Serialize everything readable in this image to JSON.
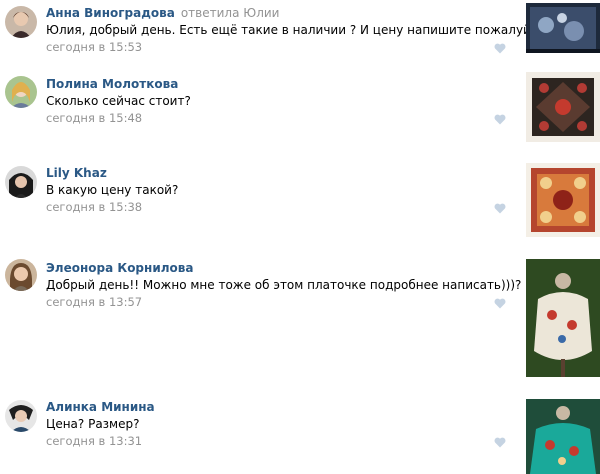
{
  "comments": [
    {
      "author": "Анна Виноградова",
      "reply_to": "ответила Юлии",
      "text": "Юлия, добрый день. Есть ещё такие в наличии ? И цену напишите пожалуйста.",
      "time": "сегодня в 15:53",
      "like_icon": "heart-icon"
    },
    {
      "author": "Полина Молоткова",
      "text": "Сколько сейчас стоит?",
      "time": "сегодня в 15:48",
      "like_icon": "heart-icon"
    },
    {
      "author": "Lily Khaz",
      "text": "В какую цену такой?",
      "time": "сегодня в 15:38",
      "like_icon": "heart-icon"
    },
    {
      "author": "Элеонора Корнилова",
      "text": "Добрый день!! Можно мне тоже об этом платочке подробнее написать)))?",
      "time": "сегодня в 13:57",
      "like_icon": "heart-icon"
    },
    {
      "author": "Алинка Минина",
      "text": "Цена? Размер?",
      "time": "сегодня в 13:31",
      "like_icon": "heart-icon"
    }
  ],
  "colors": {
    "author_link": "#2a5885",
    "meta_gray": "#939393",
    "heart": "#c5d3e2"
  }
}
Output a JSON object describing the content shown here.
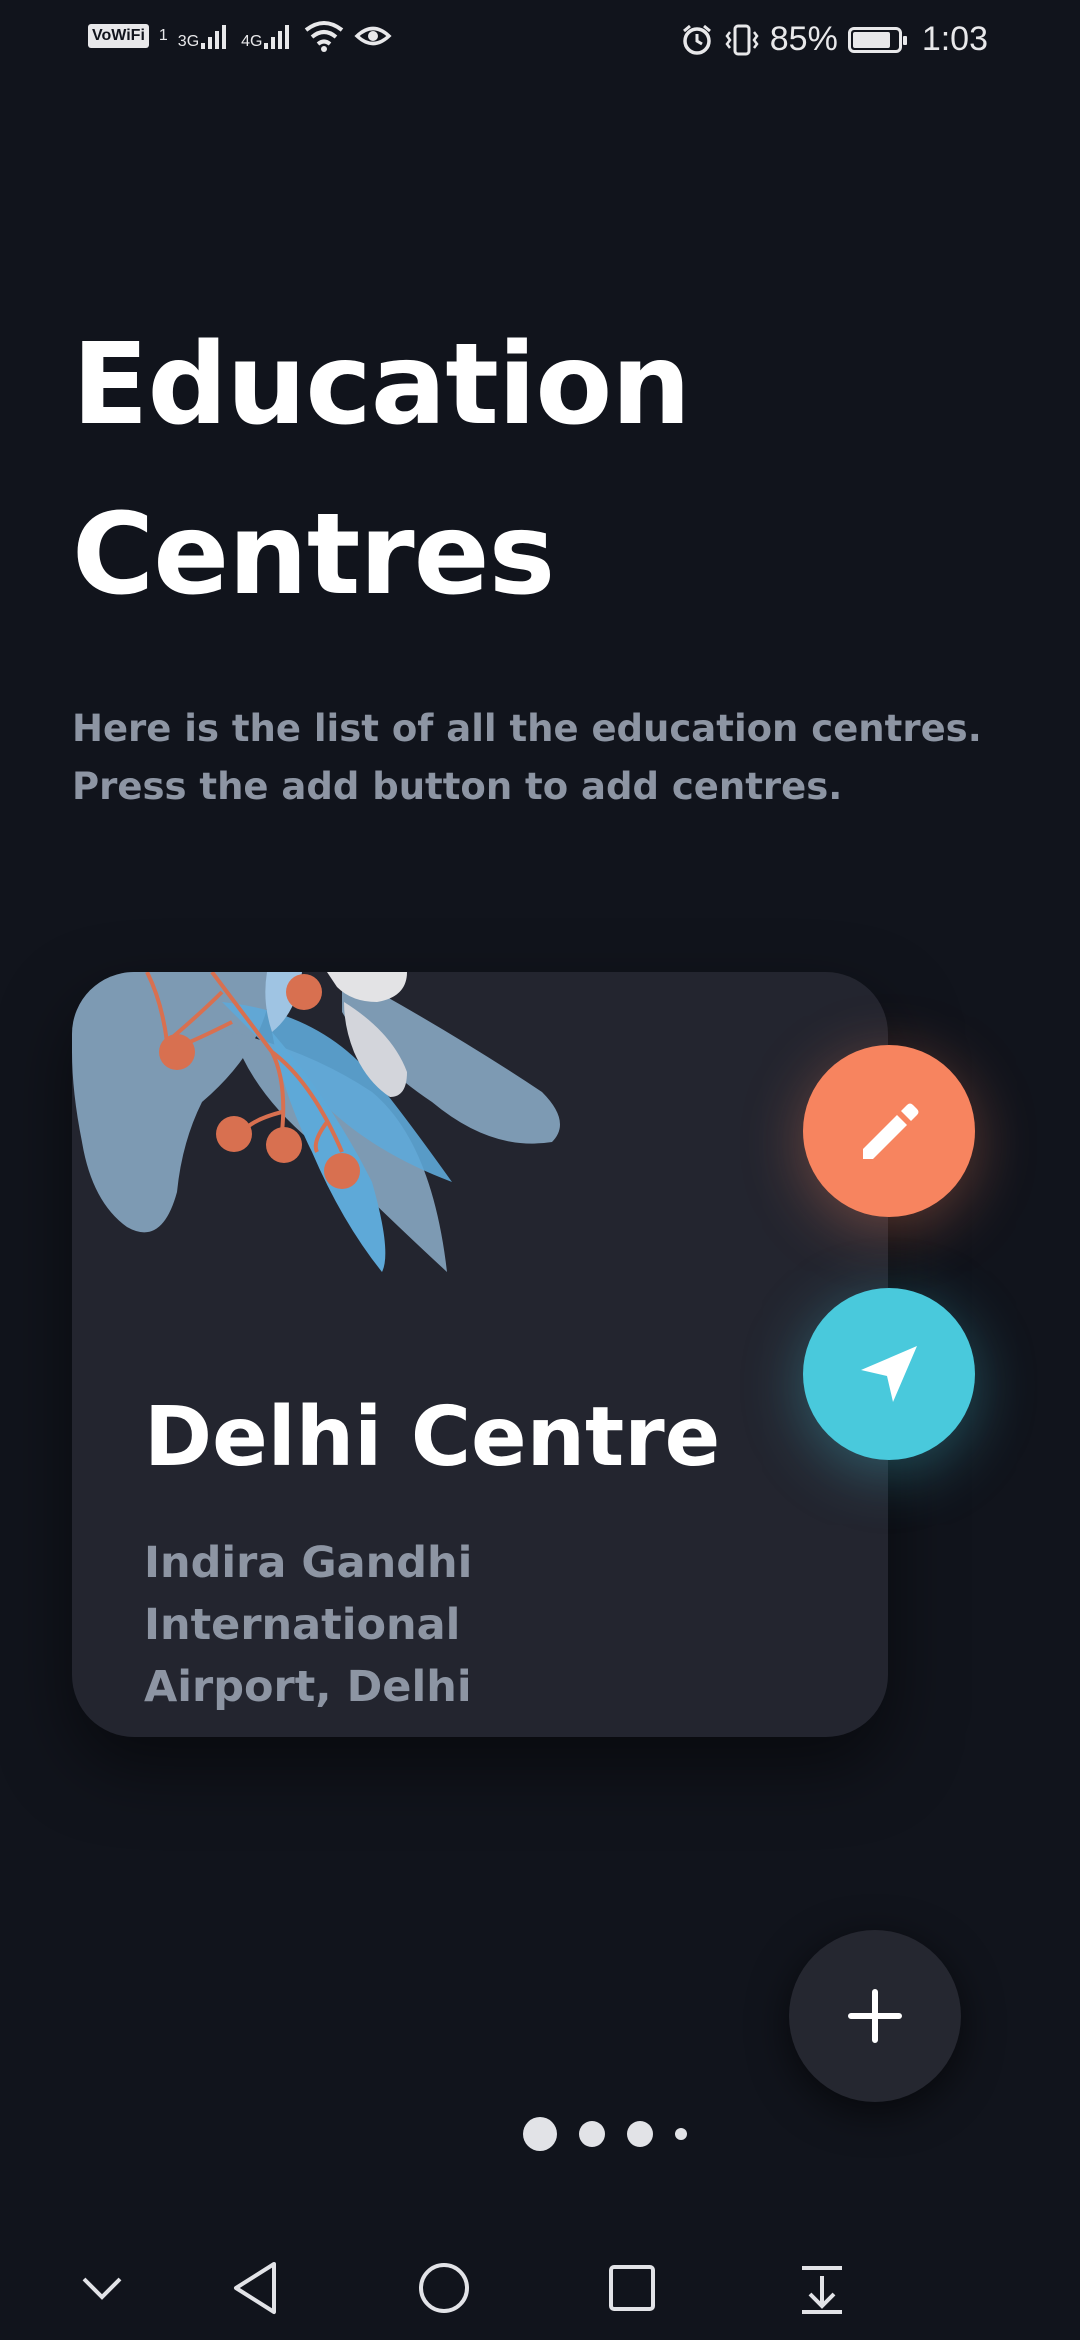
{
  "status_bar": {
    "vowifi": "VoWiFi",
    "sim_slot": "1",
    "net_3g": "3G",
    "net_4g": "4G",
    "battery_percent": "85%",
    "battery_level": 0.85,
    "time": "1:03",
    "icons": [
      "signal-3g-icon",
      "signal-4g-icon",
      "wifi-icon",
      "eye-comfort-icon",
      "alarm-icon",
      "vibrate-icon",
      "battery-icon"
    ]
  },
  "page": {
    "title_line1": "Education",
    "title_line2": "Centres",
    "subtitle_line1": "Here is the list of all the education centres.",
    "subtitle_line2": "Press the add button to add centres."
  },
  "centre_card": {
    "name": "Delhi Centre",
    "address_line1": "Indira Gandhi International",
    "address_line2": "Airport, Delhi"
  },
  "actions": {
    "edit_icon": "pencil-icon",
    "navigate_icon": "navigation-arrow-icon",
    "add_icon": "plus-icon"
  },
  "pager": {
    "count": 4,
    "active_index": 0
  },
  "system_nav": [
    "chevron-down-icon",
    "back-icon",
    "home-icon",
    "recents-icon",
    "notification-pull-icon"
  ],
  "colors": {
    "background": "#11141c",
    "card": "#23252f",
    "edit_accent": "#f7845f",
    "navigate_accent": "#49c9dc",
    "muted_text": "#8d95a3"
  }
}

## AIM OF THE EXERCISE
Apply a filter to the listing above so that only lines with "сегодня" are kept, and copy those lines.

## ANSWER TO THE EXERCISE
      "time": "сегодня в 15:53",
      "time": "сегодня в 15:48",
      "time": "сегодня в 15:38",
      "time": "сегодня в 13:57",
      "time": "сегодня в 13:31",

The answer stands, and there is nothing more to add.